(off-screen (OS) as camera scans the letter)

Monticello, Virginia. June 29, 1826.

My dear Hickey,

On the occasion of the fiftieth anniversary of the Declaration of Independence, I recall all the gallant and noble men who made that declaration a reality. Many have gone to their reward, as I will shortly, but you, I understand, remain in vigorous good health. May you long retain it for surely health is our greatest blessing with the possible exception of freedom. This scribbled message will convey to you my deepest appreciation of the service of which you and few others are aware and heartfelt thanks of

Thomas Jefferson

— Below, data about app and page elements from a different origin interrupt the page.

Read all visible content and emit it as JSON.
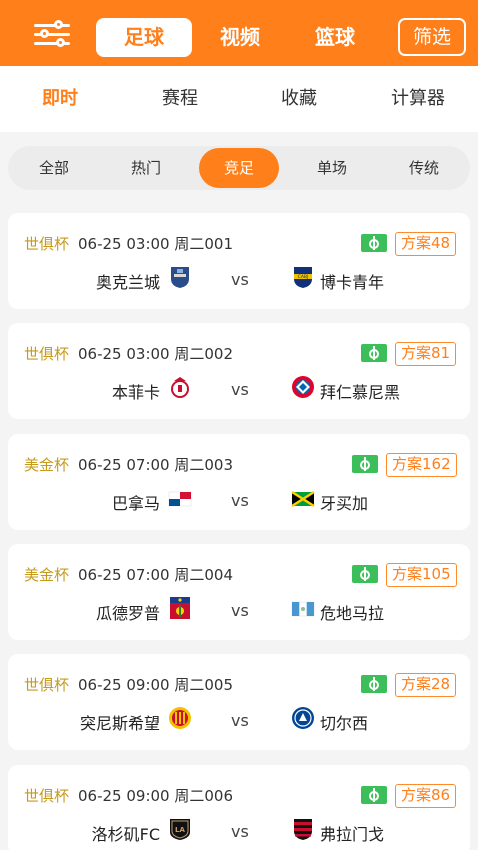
{
  "header": {
    "menu_icon": "settings-sliders-icon",
    "tabs": [
      "足球",
      "视频",
      "篮球"
    ],
    "active_tab": "足球",
    "filter_label": "筛选"
  },
  "subnav": {
    "items": [
      "即时",
      "赛程",
      "收藏",
      "计算器"
    ],
    "active": "即时"
  },
  "filters": {
    "items": [
      "全部",
      "热门",
      "竞足",
      "单场",
      "传统"
    ],
    "active": "竞足"
  },
  "matches": [
    {
      "league": "世俱杯",
      "time": "06-25 03:00",
      "code": "周二001",
      "plan": "方案48",
      "home": "奥克兰城",
      "away": "博卡青年",
      "vs": "vs",
      "home_logo": "auckland-city-logo",
      "away_logo": "boca-juniors-logo"
    },
    {
      "league": "世俱杯",
      "time": "06-25 03:00",
      "code": "周二002",
      "plan": "方案81",
      "home": "本菲卡",
      "away": "拜仁慕尼黑",
      "vs": "vs",
      "home_logo": "benfica-logo",
      "away_logo": "bayern-munich-logo"
    },
    {
      "league": "美金杯",
      "time": "06-25 07:00",
      "code": "周二003",
      "plan": "方案162",
      "home": "巴拿马",
      "away": "牙买加",
      "vs": "vs",
      "home_logo": "panama-flag",
      "away_logo": "jamaica-flag"
    },
    {
      "league": "美金杯",
      "time": "06-25 07:00",
      "code": "周二004",
      "plan": "方案105",
      "home": "瓜德罗普",
      "away": "危地马拉",
      "vs": "vs",
      "home_logo": "guadeloupe-flag",
      "away_logo": "guatemala-flag"
    },
    {
      "league": "世俱杯",
      "time": "06-25 09:00",
      "code": "周二005",
      "plan": "方案28",
      "home": "突尼斯希望",
      "away": "切尔西",
      "vs": "vs",
      "home_logo": "esperance-tunis-logo",
      "away_logo": "chelsea-logo"
    },
    {
      "league": "世俱杯",
      "time": "06-25 09:00",
      "code": "周二006",
      "plan": "方案86",
      "home": "洛杉矶FC",
      "away": "弗拉门戈",
      "vs": "vs",
      "home_logo": "lafc-logo",
      "away_logo": "flamengo-logo"
    }
  ],
  "colors": {
    "accent": "#ff7f1a",
    "league_gold": "#c69a1d",
    "field_green": "#3cbf5a"
  }
}
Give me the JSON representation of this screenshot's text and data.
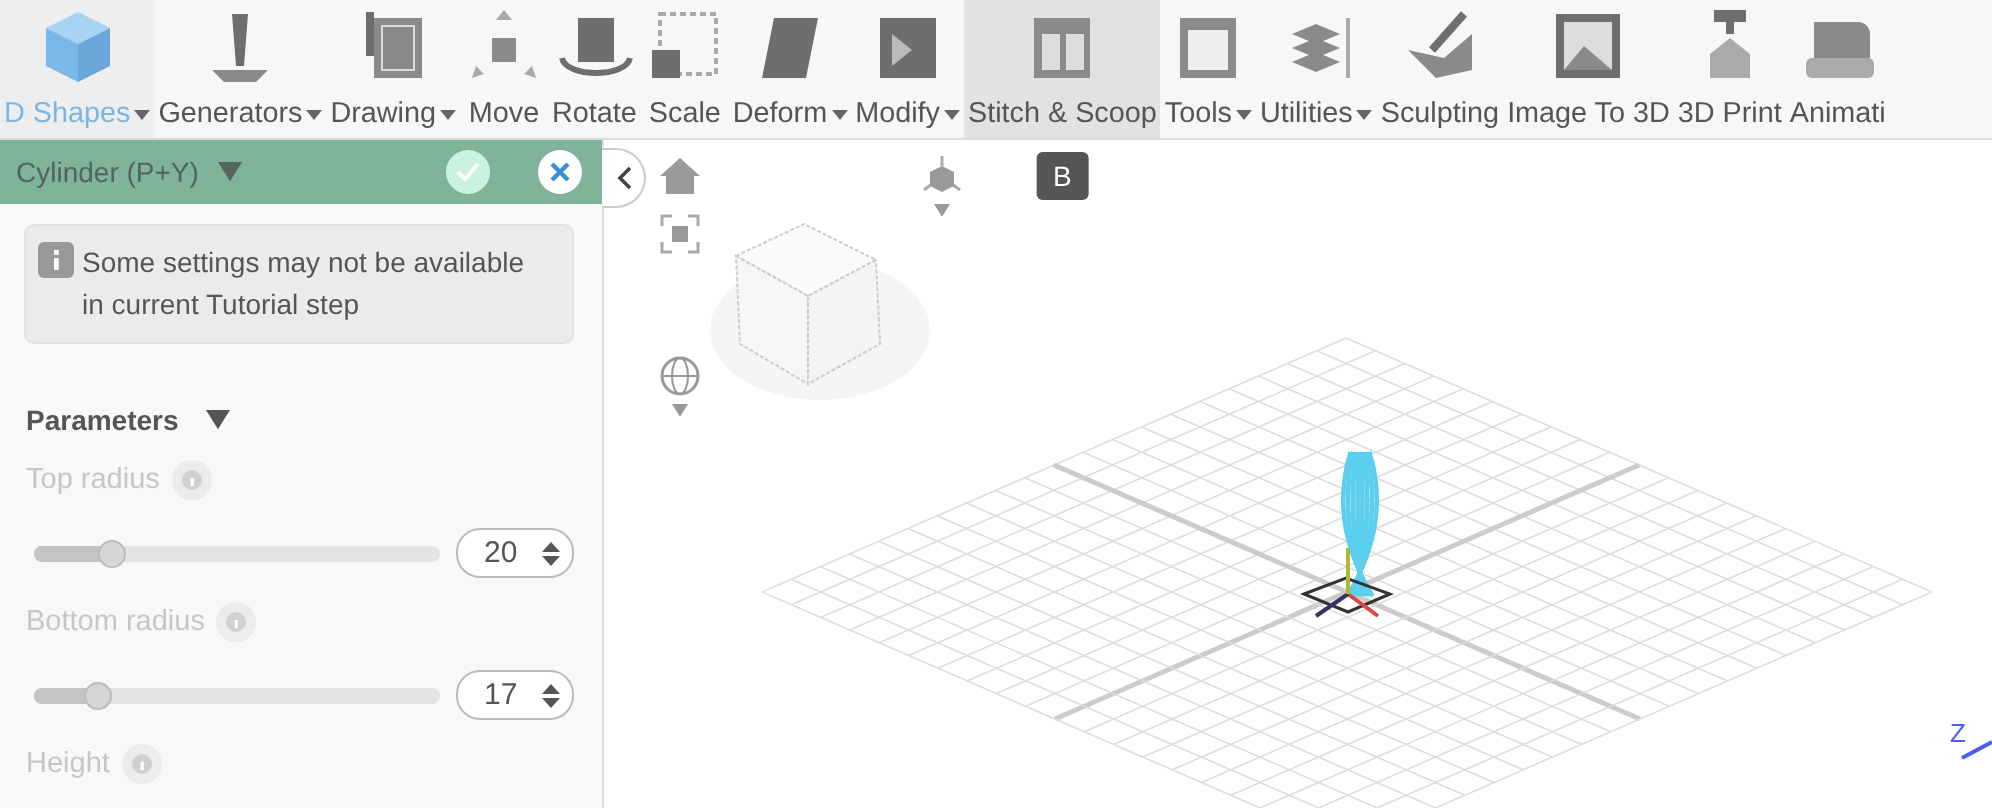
{
  "toolbar": {
    "items": [
      {
        "label": "D Shapes",
        "dropdown": true,
        "selected": true,
        "hovered": false
      },
      {
        "label": "Generators",
        "dropdown": true,
        "selected": false,
        "hovered": false
      },
      {
        "label": "Drawing",
        "dropdown": true,
        "selected": false,
        "hovered": false
      },
      {
        "label": "Move",
        "dropdown": false,
        "selected": false,
        "hovered": false
      },
      {
        "label": "Rotate",
        "dropdown": false,
        "selected": false,
        "hovered": false
      },
      {
        "label": "Scale",
        "dropdown": false,
        "selected": false,
        "hovered": false
      },
      {
        "label": "Deform",
        "dropdown": true,
        "selected": false,
        "hovered": false
      },
      {
        "label": "Modify",
        "dropdown": true,
        "selected": false,
        "hovered": false
      },
      {
        "label": "Stitch & Scoop",
        "dropdown": false,
        "selected": false,
        "hovered": true,
        "tooltip": "B"
      },
      {
        "label": "Tools",
        "dropdown": true,
        "selected": false,
        "hovered": false
      },
      {
        "label": "Utilities",
        "dropdown": true,
        "selected": false,
        "hovered": false
      },
      {
        "label": "Sculpting",
        "dropdown": false,
        "selected": false,
        "hovered": false
      },
      {
        "label": "Image To 3D",
        "dropdown": false,
        "selected": false,
        "hovered": false
      },
      {
        "label": "3D Print",
        "dropdown": false,
        "selected": false,
        "hovered": false
      },
      {
        "label": "Animati",
        "dropdown": false,
        "selected": false,
        "hovered": false
      }
    ]
  },
  "panel": {
    "title": "Cylinder (P+Y)",
    "notice": "Some settings may not be available in current Tutorial step",
    "section": "Parameters",
    "params": [
      {
        "label": "Top radius",
        "disabled": true,
        "level": 0.19,
        "value": "20"
      },
      {
        "label": "Bottom radius",
        "disabled": true,
        "level": 0.16,
        "value": "17"
      },
      {
        "label": "Height",
        "disabled": true
      }
    ]
  },
  "viewport": {
    "axis_label": "Z"
  }
}
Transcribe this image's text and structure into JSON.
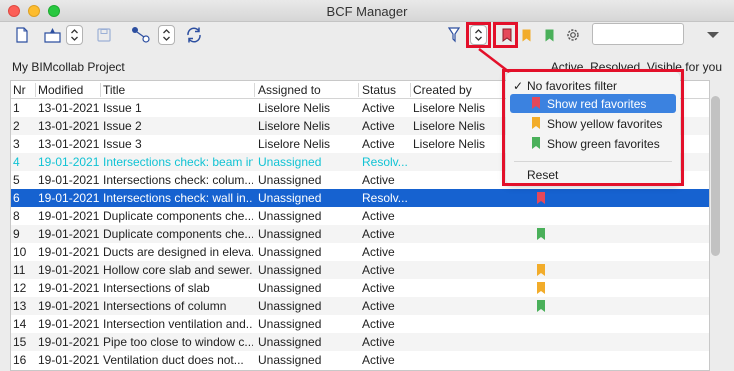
{
  "window": {
    "title": "BCF Manager"
  },
  "header": {
    "project": "My BIMcollab Project",
    "status_filter": "Active, Resolved, Visible for you"
  },
  "columns": [
    "Nr",
    "Modified",
    "Title",
    "Assigned to",
    "Status",
    "Created by"
  ],
  "rows": [
    {
      "nr": "1",
      "modified": "13-01-2021",
      "title": "Issue 1",
      "assigned": "Liselore Nelis",
      "status": "Active",
      "created": "Liselore Nelis",
      "flag": "",
      "style": ""
    },
    {
      "nr": "2",
      "modified": "13-01-2021",
      "title": "Issue 2",
      "assigned": "Liselore Nelis",
      "status": "Active",
      "created": "Liselore Nelis",
      "flag": "",
      "style": "alt"
    },
    {
      "nr": "3",
      "modified": "13-01-2021",
      "title": "Issue 3",
      "assigned": "Liselore Nelis",
      "status": "Active",
      "created": "Liselore Nelis",
      "flag": "",
      "style": ""
    },
    {
      "nr": "4",
      "modified": "19-01-2021",
      "title": "Intersections check: beam in...",
      "assigned": "Unassigned",
      "status": "Resolv...",
      "created": "",
      "flag": "",
      "style": "alt cyan"
    },
    {
      "nr": "5",
      "modified": "19-01-2021",
      "title": "Intersections check: colum...",
      "assigned": "Unassigned",
      "status": "Active",
      "created": "",
      "flag": "",
      "style": ""
    },
    {
      "nr": "6",
      "modified": "19-01-2021",
      "title": "Intersections check: wall in...",
      "assigned": "Unassigned",
      "status": "Resolv...",
      "created": "",
      "flag": "red",
      "style": "sel"
    },
    {
      "nr": "8",
      "modified": "19-01-2021",
      "title": "Duplicate components che...",
      "assigned": "Unassigned",
      "status": "Active",
      "created": "",
      "flag": "",
      "style": ""
    },
    {
      "nr": "9",
      "modified": "19-01-2021",
      "title": "Duplicate components che...",
      "assigned": "Unassigned",
      "status": "Active",
      "created": "",
      "flag": "green",
      "style": "alt"
    },
    {
      "nr": "10",
      "modified": "19-01-2021",
      "title": "Ducts are designed in eleva...",
      "assigned": "Unassigned",
      "status": "Active",
      "created": "",
      "flag": "",
      "style": ""
    },
    {
      "nr": "11",
      "modified": "19-01-2021",
      "title": "Hollow core slab and sewer...",
      "assigned": "Unassigned",
      "status": "Active",
      "created": "",
      "flag": "yellow",
      "style": "alt"
    },
    {
      "nr": "12",
      "modified": "19-01-2021",
      "title": "Intersections of slab",
      "assigned": "Unassigned",
      "status": "Active",
      "created": "",
      "flag": "yellow",
      "style": ""
    },
    {
      "nr": "13",
      "modified": "19-01-2021",
      "title": "Intersections of column",
      "assigned": "Unassigned",
      "status": "Active",
      "created": "",
      "flag": "green",
      "style": "alt"
    },
    {
      "nr": "14",
      "modified": "19-01-2021",
      "title": "Intersection ventilation and...",
      "assigned": "Unassigned",
      "status": "Active",
      "created": "",
      "flag": "",
      "style": ""
    },
    {
      "nr": "15",
      "modified": "19-01-2021",
      "title": "Pipe too close to window c...",
      "assigned": "Unassigned",
      "status": "Active",
      "created": "",
      "flag": "",
      "style": "alt"
    },
    {
      "nr": "16",
      "modified": "19-01-2021",
      "title": "Ventilation duct does not...",
      "assigned": "Unassigned",
      "status": "Active",
      "created": "",
      "flag": "",
      "style": ""
    }
  ],
  "menu": {
    "items": [
      {
        "label": "No favorites filter",
        "checked": true,
        "flag": ""
      },
      {
        "label": "Show red favorites",
        "checked": false,
        "flag": "red",
        "active": true
      },
      {
        "label": "Show yellow favorites",
        "checked": false,
        "flag": "yellow"
      },
      {
        "label": "Show green favorites",
        "checked": false,
        "flag": "green"
      }
    ],
    "reset": "Reset"
  },
  "colors": {
    "selection": "#1662d0",
    "highlight": "#e3102a",
    "resolved": "#11c3d4",
    "red_flag": "#e5485a",
    "yellow_flag": "#f2ac2a",
    "green_flag": "#4ab05a"
  }
}
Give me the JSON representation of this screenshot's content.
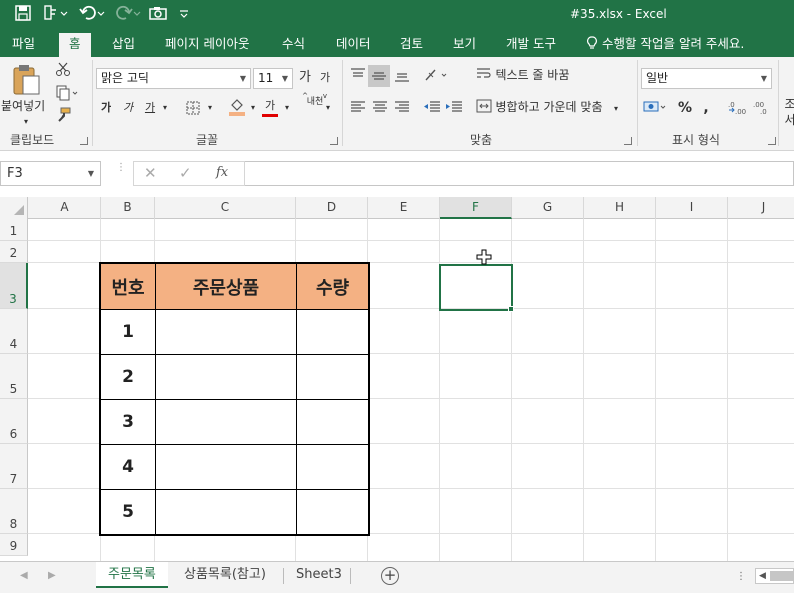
{
  "app": {
    "title": "#35.xlsx - Excel"
  },
  "ribbon_tabs": [
    "파일",
    "홈",
    "삽입",
    "페이지 레이아웃",
    "수식",
    "데이터",
    "검토",
    "보기",
    "개발 도구"
  ],
  "tell_me": "수행할 작업을 알려 주세요.",
  "clipboard": {
    "paste_label": "붙여넣기",
    "group_label": "클립보드"
  },
  "font": {
    "name": "맑은 고딕",
    "size": "11",
    "bold": "가",
    "italic": "가",
    "underline": "가",
    "color_text": "가",
    "phonetic": "내천",
    "group_label": "글꼴"
  },
  "alignment": {
    "wrap_text": "텍스트 줄 바꿈",
    "merge_center": "병합하고 가운데 맞춤",
    "group_label": "맞춤"
  },
  "number": {
    "format": "일반",
    "percent": "%",
    "comma": ",",
    "group_label": "표시 형식"
  },
  "styles_partial": {
    "top": "조",
    "bottom": "서"
  },
  "formula_bar": {
    "name_box": "F3",
    "cancel": "✕",
    "enter": "✓",
    "fx": "fx",
    "value": ""
  },
  "columns": [
    "A",
    "B",
    "C",
    "D",
    "E",
    "F",
    "G",
    "H",
    "I",
    "J"
  ],
  "rows": [
    "1",
    "2",
    "3",
    "4",
    "5",
    "6",
    "7",
    "8",
    "9"
  ],
  "selected_cell": {
    "column": "F",
    "row": "3"
  },
  "table": {
    "headers": [
      "번호",
      "주문상품",
      "수량"
    ],
    "rows": [
      [
        "1",
        "",
        ""
      ],
      [
        "2",
        "",
        ""
      ],
      [
        "3",
        "",
        ""
      ],
      [
        "4",
        "",
        ""
      ],
      [
        "5",
        "",
        ""
      ]
    ],
    "header_color": "#f4b183"
  },
  "sheet_tabs": [
    "주문목록",
    "상품목록(참고)",
    "Sheet3"
  ],
  "active_sheet": "주문목록",
  "colors": {
    "accent": "#217346",
    "ribbon_bg": "#f3f3f3"
  }
}
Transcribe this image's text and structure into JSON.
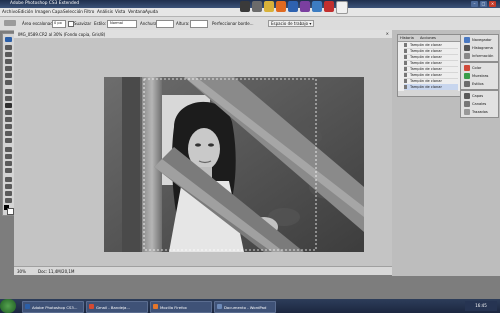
{
  "window": {
    "title": "Adobe Photoshop CS3 Extended",
    "controls": [
      "–",
      "□",
      "×"
    ]
  },
  "menubar": {
    "items": [
      "Archivo",
      "Edición",
      "Imagen",
      "Capa",
      "Selección",
      "Filtro",
      "Análisis",
      "Vista",
      "Ventana",
      "Ayuda"
    ]
  },
  "options": {
    "feather_label": "Área escalonado:",
    "feather_value": "0 px",
    "antialias_label": "Suavizar",
    "style_label": "Estilo:",
    "style_value": "Normal",
    "width_label": "Anchura:",
    "height_label": "Altura:",
    "refine_label": "Perfeccionar borde...",
    "workspace_label": "Espacio de trabajo ▾"
  },
  "document": {
    "tab_title": "IMG_0589.CR2 al 30% (Fondo copia, Gris/8)"
  },
  "status": {
    "zoom": "30%",
    "doc_info": "Doc: 11,4M/20,1M"
  },
  "history_panel": {
    "tabs": [
      "Historia",
      "Acciones"
    ],
    "rows": [
      "Tampón de clonar",
      "Tampón de clonar",
      "Tampón de clonar",
      "Tampón de clonar",
      "Tampón de clonar",
      "Tampón de clonar",
      "Tampón de clonar",
      "Tampón de clonar"
    ]
  },
  "dock1": {
    "items": [
      "Navegador",
      "Histograma",
      "Información"
    ]
  },
  "dock2": {
    "items": [
      "Color",
      "Muestras",
      "Estilos"
    ]
  },
  "dock3": {
    "items": [
      "Capas",
      "Canales",
      "Trazados"
    ]
  },
  "taskbar": {
    "tasks": [
      {
        "label": "Adobe Photoshop CS3...",
        "color": "#2b5fa8"
      },
      {
        "label": "Gmail - Bandeja...",
        "color": "#d64a32"
      },
      {
        "label": "Mozilla Firefox",
        "color": "#e5762b"
      },
      {
        "label": "Documento - WordPad",
        "color": "#6c89b7"
      }
    ],
    "clock": "16:45"
  },
  "colors": {
    "accent": "#2b5fa8",
    "canvas_bg": "#c4c4c4",
    "panel_bg": "#e1e1e1"
  }
}
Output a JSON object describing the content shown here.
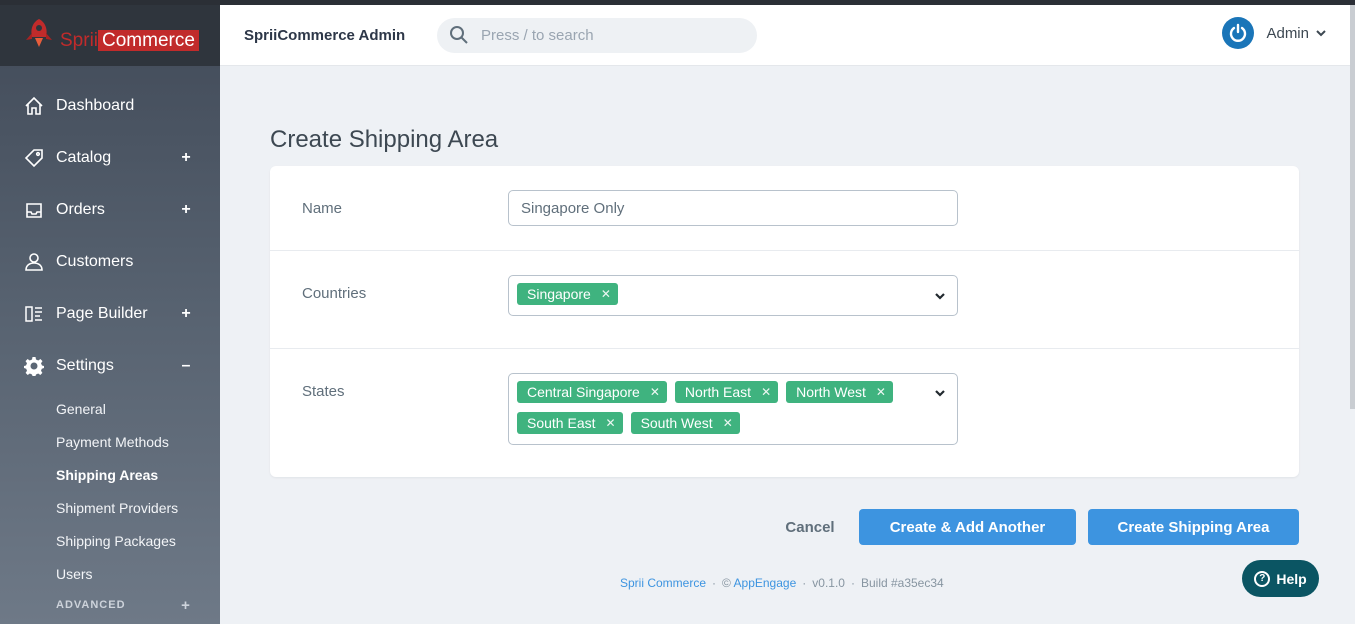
{
  "brand": {
    "logo_part1": "Sprii",
    "logo_part2": "Commerce",
    "app_title": "SpriiCommerce Admin"
  },
  "search": {
    "placeholder": "Press / to search"
  },
  "user": {
    "name": "Admin"
  },
  "sidebar": {
    "items": [
      {
        "label": "Dashboard",
        "icon": "home-icon",
        "toggle": ""
      },
      {
        "label": "Catalog",
        "icon": "tag-icon",
        "toggle": "+"
      },
      {
        "label": "Orders",
        "icon": "inbox-icon",
        "toggle": "+"
      },
      {
        "label": "Customers",
        "icon": "user-icon",
        "toggle": ""
      },
      {
        "label": "Page Builder",
        "icon": "page-builder-icon",
        "toggle": "+"
      },
      {
        "label": "Settings",
        "icon": "gear-icon",
        "toggle": "–"
      }
    ],
    "settings_sub": [
      "General",
      "Payment Methods",
      "Shipping Areas",
      "Shipment Providers",
      "Shipping Packages",
      "Users"
    ],
    "active_sub": "Shipping Areas",
    "advanced": {
      "label": "ADVANCED",
      "toggle": "+"
    }
  },
  "page": {
    "title": "Create Shipping Area"
  },
  "form": {
    "name": {
      "label": "Name",
      "value": "Singapore Only"
    },
    "countries": {
      "label": "Countries",
      "tags": [
        "Singapore"
      ]
    },
    "states": {
      "label": "States",
      "tags": [
        "Central Singapore",
        "North East",
        "North West",
        "South East",
        "South West"
      ]
    }
  },
  "actions": {
    "cancel": "Cancel",
    "create_add": "Create & Add Another",
    "create": "Create Shipping Area"
  },
  "footer": {
    "brand": "Sprii Commerce",
    "copyright": "©",
    "company": "AppEngage",
    "version": "v0.1.0",
    "build": "Build #a35ec34"
  },
  "help": {
    "label": "Help"
  },
  "colors": {
    "accent": "#3d94e0",
    "tag": "#3fb37f",
    "brand_red": "#c12b2b",
    "help_bg": "#0b5563"
  }
}
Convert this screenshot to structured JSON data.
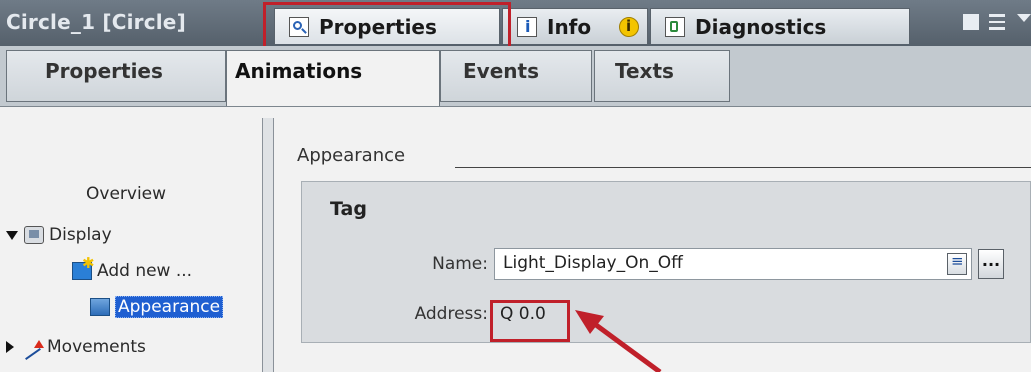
{
  "window": {
    "object_title": "Circle_1 [Circle]",
    "tabs": [
      {
        "label": "Properties",
        "icon": "properties-icon",
        "active": true
      },
      {
        "label": "Info",
        "icon": "info-icon",
        "badge_icon": "info-badge-icon"
      },
      {
        "label": "Diagnostics",
        "icon": "diagnostics-icon"
      }
    ]
  },
  "subtabs": [
    {
      "label": "Properties"
    },
    {
      "label": "Animations",
      "active": true
    },
    {
      "label": "Events"
    },
    {
      "label": "Texts"
    }
  ],
  "tree": {
    "overview": "Overview",
    "display": "Display",
    "add_new": "Add new ...",
    "appearance": "Appearance",
    "movements": "Movements"
  },
  "main": {
    "section_title": "Appearance",
    "group_title": "Tag",
    "name_label": "Name:",
    "name_value": "Light_Display_On_Off",
    "browse_label": "...",
    "address_label": "Address:",
    "address_value": "Q 0.0"
  },
  "colors": {
    "highlight": "#c0202a",
    "selection": "#1f5fd1",
    "title_bar": "#5f6a75"
  }
}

Postscript. I am told that you and your good wife will be feted on Independence Day at the City Hall of Philadelphia. May it be an occasion to rejoice in your life's achievements which deserve to be recorded as an inspiration to those who follow. Perhaps you can be persuaded to see to it?


Ned falls into reverie, remembering and reliving the course of the life which has brought him to this point.


I've spent the last twenty years trying to forget. Now he wants me to go over all the ancient history. Posterity won't give a damn, of course, but maybe it's time I rattled old bones if only for my own understanding. But, where to start?

He opens a drawer, takes out an old cross and holds it in the palm of his hand, idly and unconsciously stroking it with his thumb.


1770, it must have been, almost 60 years ago, when I first left home....



NARRATOR (VO)(contd) ...

Thirteen years old and out into the world to work my way. There was little choice then and none at all for my father, the poor destroyed man. He had no hope left for himself but tried to give me the chance that had been denied him.

Proctor, an elderly but sprightly tenant-farmer, is busy amid a heap of rough-cut stones, building a wall for a new out-house. A man and a boy approach his gate and enter. The man is of middle age, tall, thin and melancholy. The boy is almost as tall but gangly and dressed in clothes long outgrown and with no shoes.


Well, if it isn't James Hickey. How are you, James, and who have you traveling with you?


I'm well indeed, Mr Proctor, and this is my son Ned I spoke to you about. Say hello to Mr Proctor, Ned.


I'm pleased to meet you, sir.


You look a likely lad, Ned. Had some schooling, your father tells me. But how about work? Have you been out working yet?


I help me father at times when he gets work at Ballintemple, building the new walls around the estate for Lord Butler.


Do you indeed? Maybe you can help me then to lift this brute of a stone I need to finish the course and make a corner? I was set to build a ramp and slide it up but maybe the two of us?

Ned sets himself, crouches, lifts the rock up and rests it on his knees. Then, with a smooth lift up to his chest and lowers it into its place on the wall. His father smiles. Proctor gapes.


It looks like you've got the job, lad. If we're all agreed you'd better come along and meet Mrs Proctor.


I'll be leaving you, son. Work well for your new master. I have no doubt he will be more than fair with you. Sure, we'll see you on the Sundays.

James turns to walk away. Then, on an afterthought, he comes back. He takes a worn wooden cross on a leather necklace from his pocket and gives it to Ned.


This is all I have left of your poor mother. She would have wanted you to have it.

He pats Ned on the shoulder and takes his leave. Ned stuffs the cross in his pocket in some embarrassment. Proctor leads Ned to the door of the farmhouse where his wife Rebecca is waiting with their servant-girl.


Rebecca, this is Ned Hickey who will be working for us. Will you see to him and set up a bed for him in the tackroom, seeing that it is the driest place we've got? And maybe you might find a pair of boots big enough? And maybe an extra shirt? And a trousers?


Anything else you can think of, Robert Proctor?


No, no, I don't think so. Have I forgotten something? Yes, indeed I have. Ned, this is Betsy Maher who, small and all as she is, does a power of work around the place and allows Mrs Proctor all the time she needs for her prayers and good works.

He winks cheerfully at